## WHAT THE TASK REQUIRES
Would you please give every entry again exactly, without the pictures?

## THE DATA

%%

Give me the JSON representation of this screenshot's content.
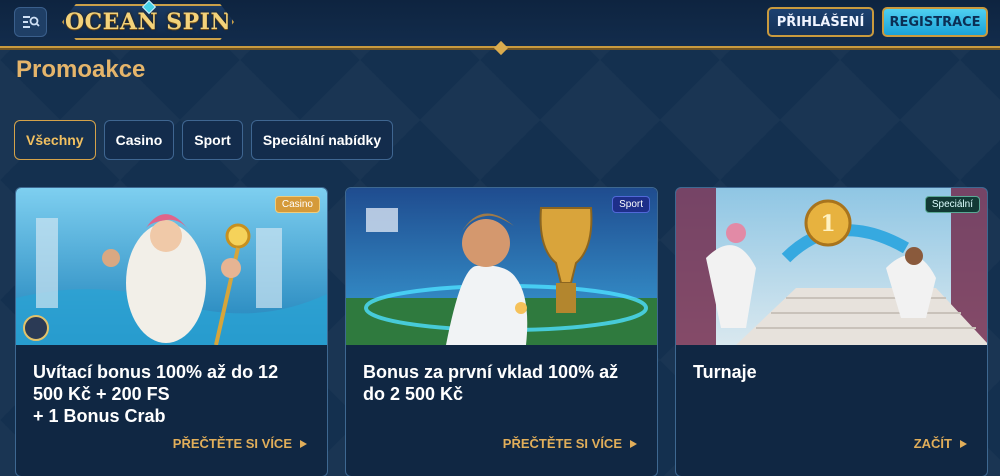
{
  "header": {
    "logo_text": "OCEAN SPIN",
    "login_label": "PŘIHLÁŠENÍ",
    "register_label": "REGISTRACE"
  },
  "page_title": "Promoakce",
  "filters": [
    {
      "label": "Všechny",
      "active": true
    },
    {
      "label": "Casino",
      "active": false
    },
    {
      "label": "Sport",
      "active": false
    },
    {
      "label": "Speciální nabídky",
      "active": false
    }
  ],
  "cards": [
    {
      "badge": "Casino",
      "title_lines": [
        "Uvítací bonus 100% až do 12",
        "500 Kč + 200 FS",
        "+ 1 Bonus Crab"
      ],
      "link": "PŘEČTĚTE SI VÍCE"
    },
    {
      "badge": "Sport",
      "title_lines": [
        "Bonus za první vklad 100% až",
        "do 2 500 Kč"
      ],
      "link": "PŘEČTĚTE SI VÍCE"
    },
    {
      "badge": "Speciální",
      "title_lines": [
        "Turnaje"
      ],
      "link": "ZAČÍT"
    }
  ],
  "icons": {
    "menu": "menu-search-icon",
    "link_arrow": "triangle-right-icon"
  },
  "colors": {
    "accent_gold": "#e1ae5a",
    "background": "#14304f",
    "register_cyan": "#2ab8e8"
  }
}
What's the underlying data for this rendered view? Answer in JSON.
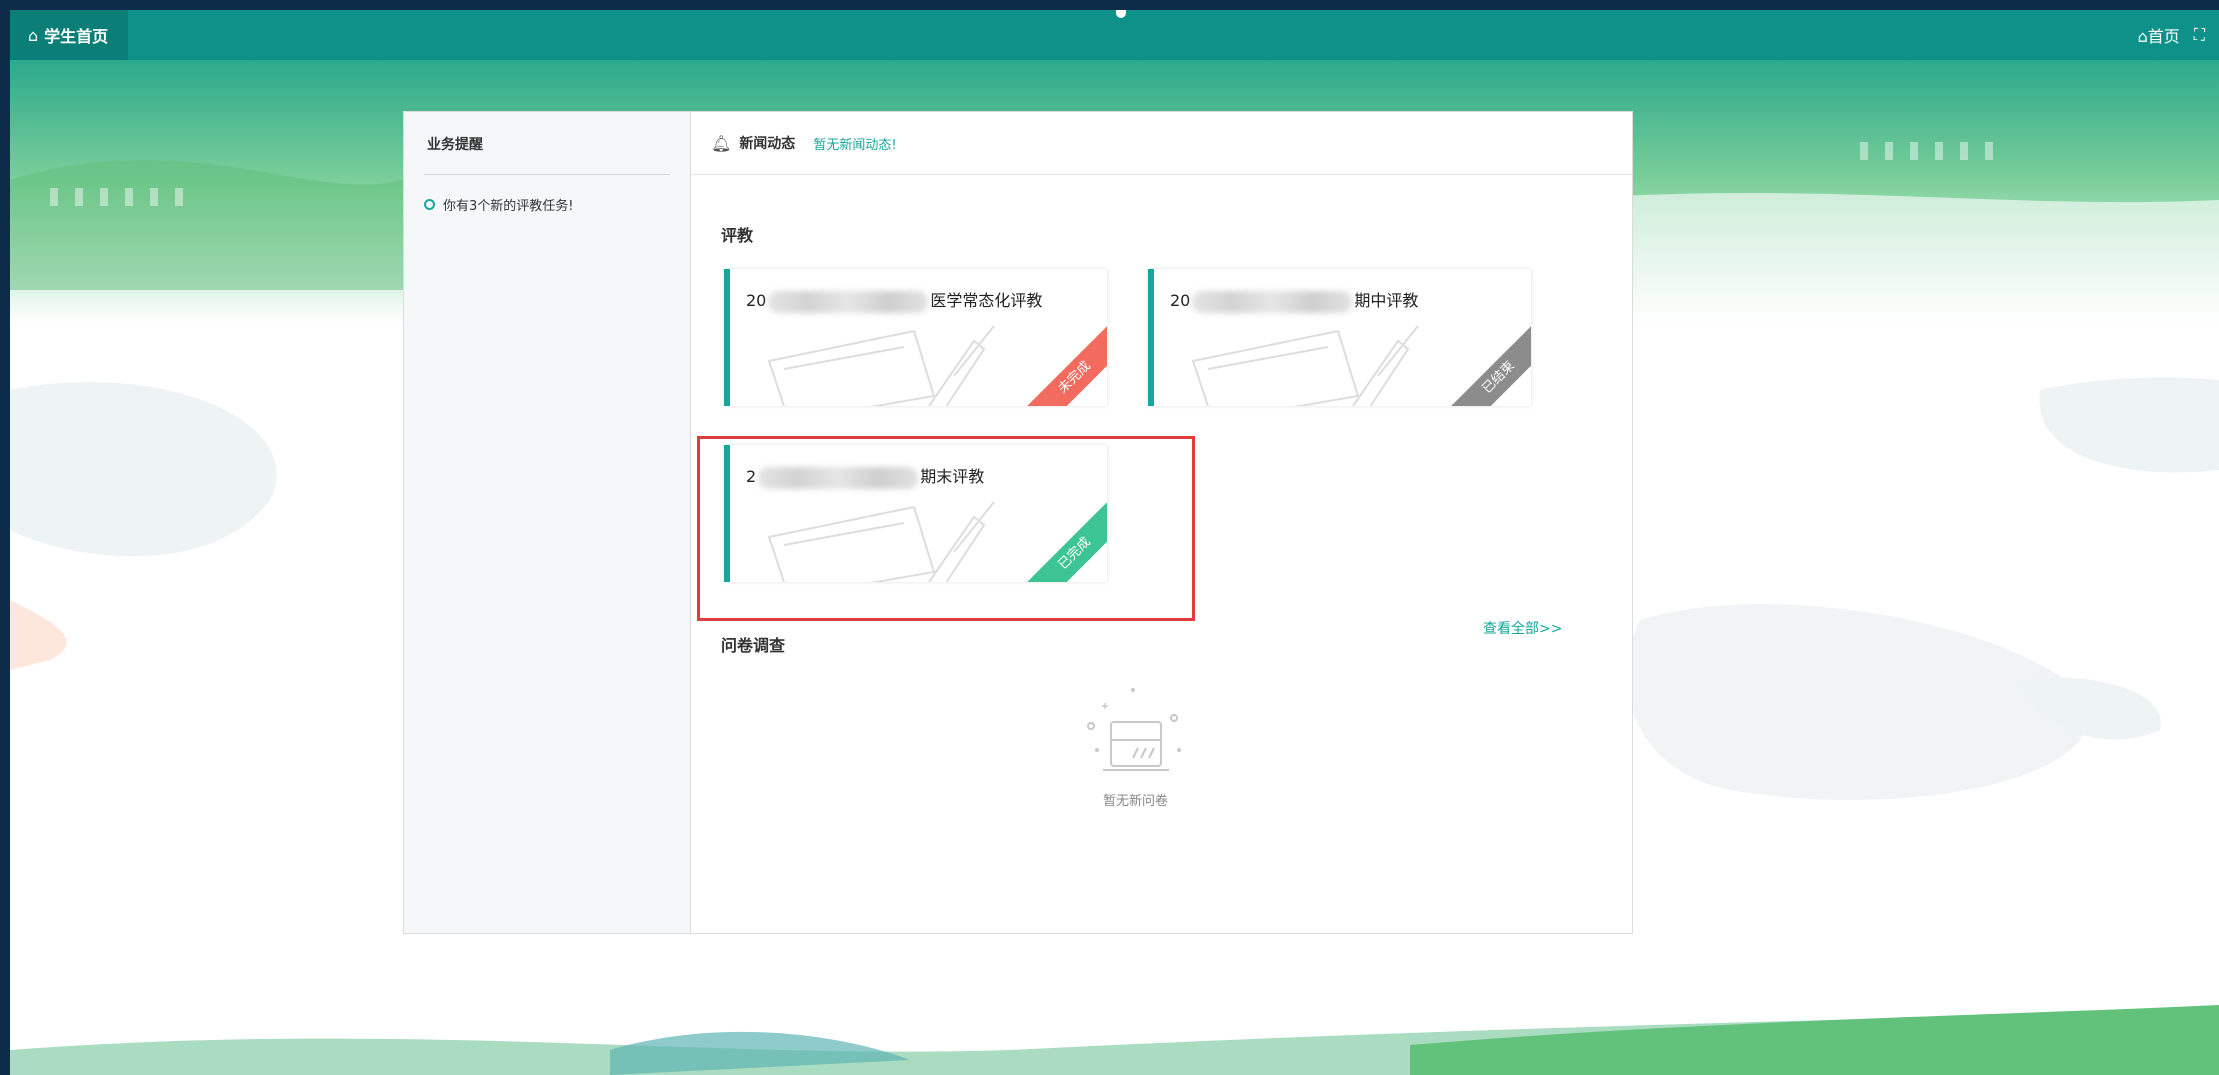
{
  "header": {
    "home_tab_label": "学生首页",
    "home_link": "首页",
    "fullscreen_glyph": "⛶"
  },
  "reminders": {
    "title": "业务提醒",
    "items": [
      "你有3个新的评教任务!"
    ]
  },
  "news": {
    "label": "新闻动态",
    "empty": "暂无新闻动态!"
  },
  "evaluation": {
    "title": "评教",
    "cards": [
      {
        "prefix": "20",
        "suffix": "医学常态化评教",
        "status": "未完成",
        "status_color": "#f26b5e"
      },
      {
        "prefix": "20",
        "suffix": "期中评教",
        "status": "已结束",
        "status_color": "#8c8c8c"
      },
      {
        "prefix": "2",
        "suffix": "期末评教",
        "status": "已完成",
        "status_color": "#3cc495"
      }
    ]
  },
  "survey": {
    "title": "问卷调查",
    "view_all": "查看全部>>",
    "empty": "暂无新问卷"
  },
  "colors": {
    "primary": "#0e9188",
    "accent": "#14a79d",
    "highlight": "#e03c3c"
  }
}
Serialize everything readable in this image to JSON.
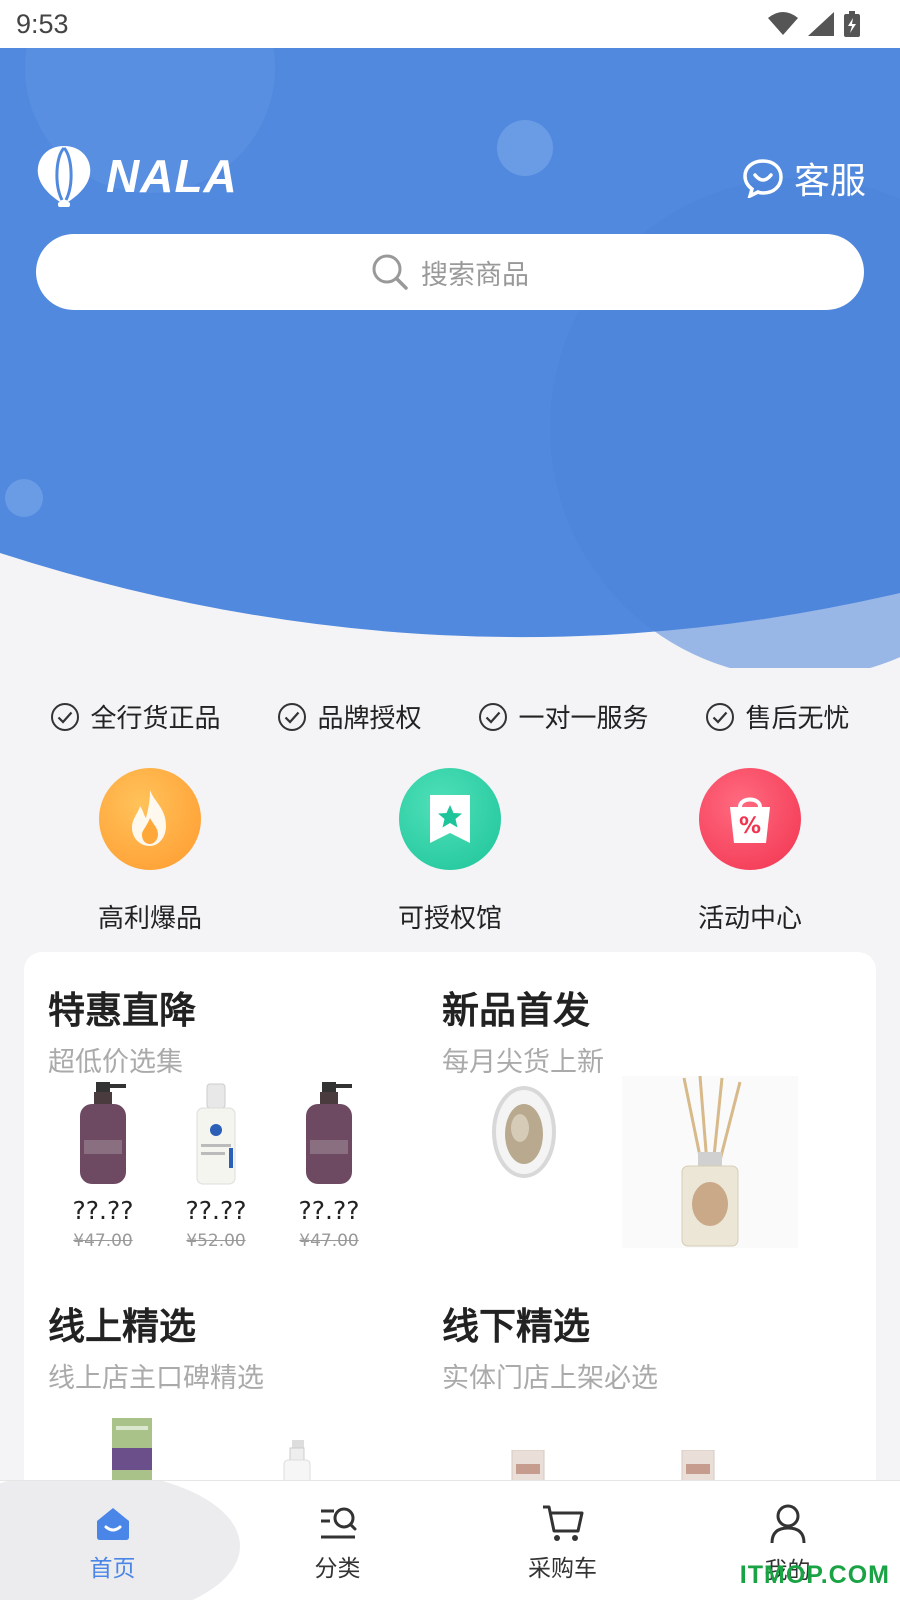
{
  "status_bar": {
    "time": "9:53"
  },
  "header": {
    "logo_text": "NALA",
    "service_label": "客服",
    "search_placeholder": "搜索商品"
  },
  "guarantees": [
    "全行货正品",
    "品牌授权",
    "一对一服务",
    "售后无忧"
  ],
  "categories": [
    {
      "label": "高利爆品",
      "icon": "fire-icon",
      "color": "#ffa83a"
    },
    {
      "label": "可授权馆",
      "icon": "bookmark-star-icon",
      "color": "#2ecfa3"
    },
    {
      "label": "活动中心",
      "icon": "shopping-bag-percent-icon",
      "color": "#f5425e"
    }
  ],
  "sections": {
    "sale": {
      "title": "特惠直降",
      "subtitle": "超低价选集",
      "products": [
        {
          "price": "??.??",
          "old_price": "¥47.00"
        },
        {
          "price": "??.??",
          "old_price": "¥52.00"
        },
        {
          "price": "??.??",
          "old_price": "¥47.00"
        }
      ]
    },
    "new": {
      "title": "新品首发",
      "subtitle": "每月尖货上新"
    },
    "online": {
      "title": "线上精选",
      "subtitle": "线上店主口碑精选"
    },
    "offline": {
      "title": "线下精选",
      "subtitle": "实体门店上架必选"
    }
  },
  "bottom_nav": [
    {
      "label": "首页",
      "icon": "home-icon",
      "active": true
    },
    {
      "label": "分类",
      "icon": "category-search-icon"
    },
    {
      "label": "采购车",
      "icon": "cart-icon"
    },
    {
      "label": "我的",
      "icon": "user-icon"
    }
  ],
  "watermark": "ITMOP.COM",
  "colors": {
    "brand_blue": "#5189de",
    "active_tab": "#4a86e8"
  }
}
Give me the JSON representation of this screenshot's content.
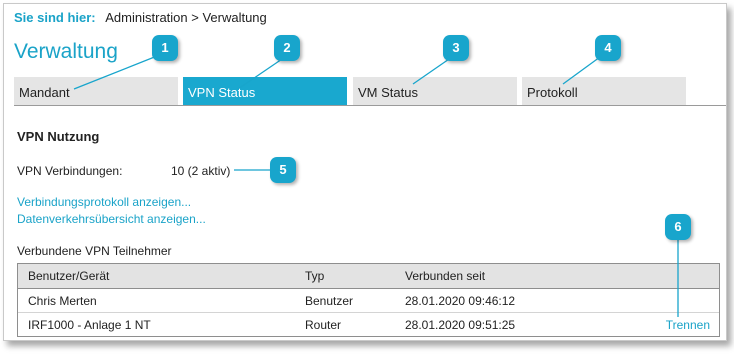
{
  "breadcrumb": {
    "label": "Sie sind hier:",
    "path": "Administration > Verwaltung"
  },
  "page_title": "Verwaltung",
  "tabs": [
    {
      "label": "Mandant"
    },
    {
      "label": "VPN Status"
    },
    {
      "label": "VM Status"
    },
    {
      "label": "Protokoll"
    }
  ],
  "section": {
    "title": "VPN Nutzung",
    "connections_label": "VPN Verbindungen:",
    "connections_value": "10 (2 aktiv)"
  },
  "links": {
    "connection_log": "Verbindungsprotokoll anzeigen...",
    "traffic_overview": "Datenverkehrsübersicht anzeigen..."
  },
  "participants": {
    "title": "Verbundene VPN Teilnehmer",
    "columns": [
      "Benutzer/Gerät",
      "Typ",
      "Verbunden seit"
    ],
    "rows": [
      {
        "device": "Chris Merten",
        "type": "Benutzer",
        "since": "28.01.2020 09:46:12",
        "action": ""
      },
      {
        "device": "IRF1000 - Anlage 1 NT",
        "type": "Router",
        "since": "28.01.2020 09:51:25",
        "action": "Trennen"
      }
    ]
  },
  "callouts": [
    "1",
    "2",
    "3",
    "4",
    "5",
    "6"
  ],
  "colors": {
    "accent": "#19a8cf",
    "tab_inactive": "#e5e5e5",
    "header_bg": "#e3e3e3"
  }
}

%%

## ANSWER BOX
Give me the JSON representation of this screenshot's content.
{
  "header": {
    "logo_text": "OCEAN SPIN",
    "login_label": "PŘIHLÁŠENÍ",
    "register_label": "REGISTRACE"
  },
  "page_title": "Promoakce",
  "filters": [
    {
      "label": "Všechny",
      "active": true
    },
    {
      "label": "Casino",
      "active": false
    },
    {
      "label": "Sport",
      "active": false
    },
    {
      "label": "Speciální nabídky",
      "active": false
    }
  ],
  "cards": [
    {
      "badge": "Casino",
      "title_lines": [
        "Uvítací bonus 100% až do 12",
        "500 Kč + 200 FS",
        "+ 1 Bonus Crab"
      ],
      "link": "PŘEČTĚTE SI VÍCE"
    },
    {
      "badge": "Sport",
      "title_lines": [
        "Bonus za první vklad 100% až",
        "do 2 500 Kč"
      ],
      "link": "PŘEČTĚTE SI VÍCE"
    },
    {
      "badge": "Speciální",
      "title_lines": [
        "Turnaje"
      ],
      "link": "ZAČÍT"
    }
  ],
  "icons": {
    "menu": "menu-search-icon",
    "link_arrow": "triangle-right-icon"
  },
  "colors": {
    "accent_gold": "#e1ae5a",
    "background": "#14304f",
    "register_cyan": "#2ab8e8"
  }
}
What's the underlying data for this rendered view? Answer in JSON.
{
  "header": {
    "home_tab_label": "学生首页",
    "home_link": "首页",
    "fullscreen_glyph": "⛶"
  },
  "reminders": {
    "title": "业务提醒",
    "items": [
      "你有3个新的评教任务!"
    ]
  },
  "news": {
    "label": "新闻动态",
    "empty": "暂无新闻动态!"
  },
  "evaluation": {
    "title": "评教",
    "cards": [
      {
        "prefix": "20",
        "suffix": "医学常态化评教",
        "status": "未完成",
        "status_color": "#f26b5e"
      },
      {
        "prefix": "20",
        "suffix": "期中评教",
        "status": "已结束",
        "status_color": "#8c8c8c"
      },
      {
        "prefix": "2",
        "suffix": "期末评教",
        "status": "已完成",
        "status_color": "#3cc495"
      }
    ]
  },
  "survey": {
    "title": "问卷调查",
    "view_all": "查看全部>>",
    "empty": "暂无新问卷"
  },
  "colors": {
    "primary": "#0e9188",
    "accent": "#14a79d",
    "highlight": "#e03c3c"
  }
}
Serialize everything readable in this image to JSON.
{
  "status_bar": {
    "time": "9:53"
  },
  "header": {
    "logo_text": "NALA",
    "service_label": "客服",
    "search_placeholder": "搜索商品"
  },
  "guarantees": [
    "全行货正品",
    "品牌授权",
    "一对一服务",
    "售后无忧"
  ],
  "categories": [
    {
      "label": "高利爆品",
      "icon": "fire-icon",
      "color": "#ffa83a"
    },
    {
      "label": "可授权馆",
      "icon": "bookmark-star-icon",
      "color": "#2ecfa3"
    },
    {
      "label": "活动中心",
      "icon": "shopping-bag-percent-icon",
      "color": "#f5425e"
    }
  ],
  "sections": {
    "sale": {
      "title": "特惠直降",
      "subtitle": "超低价选集",
      "products": [
        {
          "price": "??.??",
          "old_price": "¥47.00"
        },
        {
          "price": "??.??",
          "old_price": "¥52.00"
        },
        {
          "price": "??.??",
          "old_price": "¥47.00"
        }
      ]
    },
    "new": {
      "title": "新品首发",
      "subtitle": "每月尖货上新"
    },
    "online": {
      "title": "线上精选",
      "subtitle": "线上店主口碑精选"
    },
    "offline": {
      "title": "线下精选",
      "subtitle": "实体门店上架必选"
    }
  },
  "bottom_nav": [
    {
      "label": "首页",
      "icon": "home-icon",
      "active": true
    },
    {
      "label": "分类",
      "icon": "category-search-icon"
    },
    {
      "label": "采购车",
      "icon": "cart-icon"
    },
    {
      "label": "我的",
      "icon": "user-icon"
    }
  ],
  "watermark": "ITMOP.COM",
  "colors": {
    "brand_blue": "#5189de",
    "active_tab": "#4a86e8"
  }
}
Give me the JSON representation of this screenshot's content.
{
  "breadcrumb": {
    "label": "Sie sind hier:",
    "path": "Administration > Verwaltung"
  },
  "page_title": "Verwaltung",
  "tabs": [
    {
      "label": "Mandant"
    },
    {
      "label": "VPN Status"
    },
    {
      "label": "VM Status"
    },
    {
      "label": "Protokoll"
    }
  ],
  "section": {
    "title": "VPN Nutzung",
    "connections_label": "VPN Verbindungen:",
    "connections_value": "10 (2 aktiv)"
  },
  "links": {
    "connection_log": "Verbindungsprotokoll anzeigen...",
    "traffic_overview": "Datenverkehrsübersicht anzeigen..."
  },
  "participants": {
    "title": "Verbundene VPN Teilnehmer",
    "columns": [
      "Benutzer/Gerät",
      "Typ",
      "Verbunden seit"
    ],
    "rows": [
      {
        "device": "Chris Merten",
        "type": "Benutzer",
        "since": "28.01.2020 09:46:12",
        "action": ""
      },
      {
        "device": "IRF1000 - Anlage 1 NT",
        "type": "Router",
        "since": "28.01.2020 09:51:25",
        "action": "Trennen"
      }
    ]
  },
  "callouts": [
    "1",
    "2",
    "3",
    "4",
    "5",
    "6"
  ],
  "colors": {
    "accent": "#19a8cf",
    "tab_inactive": "#e5e5e5",
    "header_bg": "#e3e3e3"
  }
}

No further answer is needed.